I finished reading Andrea Levy's Small Island a few days ago, and I must report that I enjoyed it cover-to-cover.
The lives of a Jamaican couple (Gilbert fresh from volunteering with the Royal Air Force, and Hortense all light-skinned and haughty) who move to England after the war are intertwined with one Mrs. Queenie Bligh, whose husband goes missing while fighting the war and shows up back on her doorstep two years after the whole shebang comes to an end. The characters take turns narrating in the present as well as in the "before," seamlessly sharing their entire life stories in voices so distinct I can still hear them in my head. One thing that I keep thinking on is Gilbert's desire for invisibility, a desire he settles on after being mistreated at his hard-won postal worker's job:
I yearned for home as a drunk man for whisky. For only there could I be sure that someone looking on my face for the first time would regard it without reaction. No gapes, no gawps, no cussing, no looking quickly away as if seeing something unsavoury. Just a meeting as unremarkable as passing your mummy in the kitchen. What a thing was this to wish for. That a person regarding me should think nothing. What a forlorn desire to seek indifference.
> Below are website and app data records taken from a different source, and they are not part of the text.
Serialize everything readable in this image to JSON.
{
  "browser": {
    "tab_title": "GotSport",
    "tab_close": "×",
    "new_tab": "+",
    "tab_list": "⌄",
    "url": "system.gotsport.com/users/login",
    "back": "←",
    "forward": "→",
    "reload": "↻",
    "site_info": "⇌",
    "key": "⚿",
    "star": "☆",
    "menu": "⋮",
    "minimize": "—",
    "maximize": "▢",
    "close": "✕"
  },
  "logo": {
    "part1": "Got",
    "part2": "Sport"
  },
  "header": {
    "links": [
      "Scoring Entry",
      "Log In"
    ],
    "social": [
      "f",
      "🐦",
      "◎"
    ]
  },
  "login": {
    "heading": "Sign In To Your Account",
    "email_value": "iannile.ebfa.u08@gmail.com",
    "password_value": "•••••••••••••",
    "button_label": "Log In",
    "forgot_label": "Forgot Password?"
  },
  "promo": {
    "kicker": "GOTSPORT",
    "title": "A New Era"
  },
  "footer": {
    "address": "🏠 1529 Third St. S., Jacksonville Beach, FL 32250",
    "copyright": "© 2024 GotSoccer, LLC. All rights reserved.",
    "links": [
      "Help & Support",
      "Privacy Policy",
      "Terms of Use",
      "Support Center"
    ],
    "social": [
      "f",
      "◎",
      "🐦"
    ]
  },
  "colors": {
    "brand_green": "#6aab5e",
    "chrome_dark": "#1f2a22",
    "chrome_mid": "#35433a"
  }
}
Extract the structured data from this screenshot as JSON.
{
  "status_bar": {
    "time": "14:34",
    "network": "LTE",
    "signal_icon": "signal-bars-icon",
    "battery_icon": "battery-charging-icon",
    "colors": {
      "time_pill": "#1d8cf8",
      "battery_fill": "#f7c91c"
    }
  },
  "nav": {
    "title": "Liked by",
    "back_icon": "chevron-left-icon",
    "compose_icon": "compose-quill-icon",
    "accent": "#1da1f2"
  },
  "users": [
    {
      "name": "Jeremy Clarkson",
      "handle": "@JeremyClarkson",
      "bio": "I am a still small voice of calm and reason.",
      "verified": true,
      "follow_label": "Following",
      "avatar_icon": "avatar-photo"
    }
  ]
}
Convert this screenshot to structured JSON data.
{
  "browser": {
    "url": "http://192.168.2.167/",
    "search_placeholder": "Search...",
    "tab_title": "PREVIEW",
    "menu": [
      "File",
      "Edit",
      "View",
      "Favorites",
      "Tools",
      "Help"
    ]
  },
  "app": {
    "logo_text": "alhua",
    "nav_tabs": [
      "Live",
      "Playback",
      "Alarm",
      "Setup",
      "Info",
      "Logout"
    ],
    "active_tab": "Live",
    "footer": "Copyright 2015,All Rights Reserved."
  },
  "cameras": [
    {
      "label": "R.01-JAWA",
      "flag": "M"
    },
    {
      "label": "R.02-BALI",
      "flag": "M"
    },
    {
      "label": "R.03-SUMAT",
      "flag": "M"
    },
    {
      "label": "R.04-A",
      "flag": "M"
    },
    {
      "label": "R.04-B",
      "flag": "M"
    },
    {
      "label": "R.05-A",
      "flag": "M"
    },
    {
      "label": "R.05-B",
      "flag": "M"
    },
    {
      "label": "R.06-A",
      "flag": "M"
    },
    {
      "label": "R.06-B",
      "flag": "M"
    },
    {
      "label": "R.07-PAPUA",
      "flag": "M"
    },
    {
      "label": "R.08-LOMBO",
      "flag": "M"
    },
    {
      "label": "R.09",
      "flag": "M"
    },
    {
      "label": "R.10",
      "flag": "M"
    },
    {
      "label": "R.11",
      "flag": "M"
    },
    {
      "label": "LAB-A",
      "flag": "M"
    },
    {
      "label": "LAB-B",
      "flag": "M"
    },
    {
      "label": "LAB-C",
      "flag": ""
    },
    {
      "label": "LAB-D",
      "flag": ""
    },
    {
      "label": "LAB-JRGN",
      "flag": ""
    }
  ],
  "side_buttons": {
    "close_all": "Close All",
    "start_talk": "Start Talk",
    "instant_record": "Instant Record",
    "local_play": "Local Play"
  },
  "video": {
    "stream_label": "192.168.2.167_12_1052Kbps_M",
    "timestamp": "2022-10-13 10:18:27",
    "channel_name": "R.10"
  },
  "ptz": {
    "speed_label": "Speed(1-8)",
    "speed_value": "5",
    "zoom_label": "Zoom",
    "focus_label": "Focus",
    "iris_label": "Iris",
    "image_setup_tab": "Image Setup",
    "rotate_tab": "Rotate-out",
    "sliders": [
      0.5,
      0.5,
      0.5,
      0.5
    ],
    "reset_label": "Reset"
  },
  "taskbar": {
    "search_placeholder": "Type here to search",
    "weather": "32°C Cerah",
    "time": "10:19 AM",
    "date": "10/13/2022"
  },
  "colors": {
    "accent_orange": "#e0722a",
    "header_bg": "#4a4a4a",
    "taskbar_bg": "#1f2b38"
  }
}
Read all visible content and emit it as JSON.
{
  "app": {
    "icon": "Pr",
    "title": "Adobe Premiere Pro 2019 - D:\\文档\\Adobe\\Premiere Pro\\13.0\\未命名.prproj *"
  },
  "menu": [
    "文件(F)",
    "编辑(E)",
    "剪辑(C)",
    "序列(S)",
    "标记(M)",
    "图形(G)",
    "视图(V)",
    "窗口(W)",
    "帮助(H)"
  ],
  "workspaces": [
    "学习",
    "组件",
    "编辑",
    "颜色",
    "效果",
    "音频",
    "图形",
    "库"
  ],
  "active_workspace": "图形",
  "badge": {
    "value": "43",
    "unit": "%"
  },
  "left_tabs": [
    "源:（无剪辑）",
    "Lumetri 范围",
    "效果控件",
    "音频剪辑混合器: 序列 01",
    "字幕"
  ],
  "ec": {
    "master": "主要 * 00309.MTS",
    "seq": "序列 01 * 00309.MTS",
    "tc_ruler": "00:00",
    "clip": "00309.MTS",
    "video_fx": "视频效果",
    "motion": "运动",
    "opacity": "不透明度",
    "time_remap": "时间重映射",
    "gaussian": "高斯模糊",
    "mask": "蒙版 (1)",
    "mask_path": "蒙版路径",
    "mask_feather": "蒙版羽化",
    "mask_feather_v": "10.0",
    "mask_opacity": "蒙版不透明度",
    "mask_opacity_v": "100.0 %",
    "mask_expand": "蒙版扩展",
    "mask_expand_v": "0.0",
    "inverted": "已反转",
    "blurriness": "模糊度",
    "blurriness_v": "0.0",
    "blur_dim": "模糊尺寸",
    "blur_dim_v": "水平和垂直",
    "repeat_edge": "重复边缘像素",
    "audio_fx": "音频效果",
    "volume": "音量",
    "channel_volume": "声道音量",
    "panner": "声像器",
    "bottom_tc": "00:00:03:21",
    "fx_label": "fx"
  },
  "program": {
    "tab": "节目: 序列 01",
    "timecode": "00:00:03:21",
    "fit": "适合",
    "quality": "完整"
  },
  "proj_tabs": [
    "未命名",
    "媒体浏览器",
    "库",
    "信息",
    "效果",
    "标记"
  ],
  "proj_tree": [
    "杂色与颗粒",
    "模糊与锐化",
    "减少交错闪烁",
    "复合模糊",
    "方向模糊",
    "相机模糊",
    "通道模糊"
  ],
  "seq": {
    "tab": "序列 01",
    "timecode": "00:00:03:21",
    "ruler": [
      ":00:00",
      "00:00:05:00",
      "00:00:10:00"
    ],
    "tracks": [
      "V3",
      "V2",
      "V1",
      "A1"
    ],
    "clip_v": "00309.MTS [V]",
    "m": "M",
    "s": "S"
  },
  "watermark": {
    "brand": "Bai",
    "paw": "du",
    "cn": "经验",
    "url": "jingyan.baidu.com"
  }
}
The novel is filled with fresh takes on empire, racism, love, and forgiveness. Plus, it's often funny. And we all know how the Nesting Ground Mistress likes funny...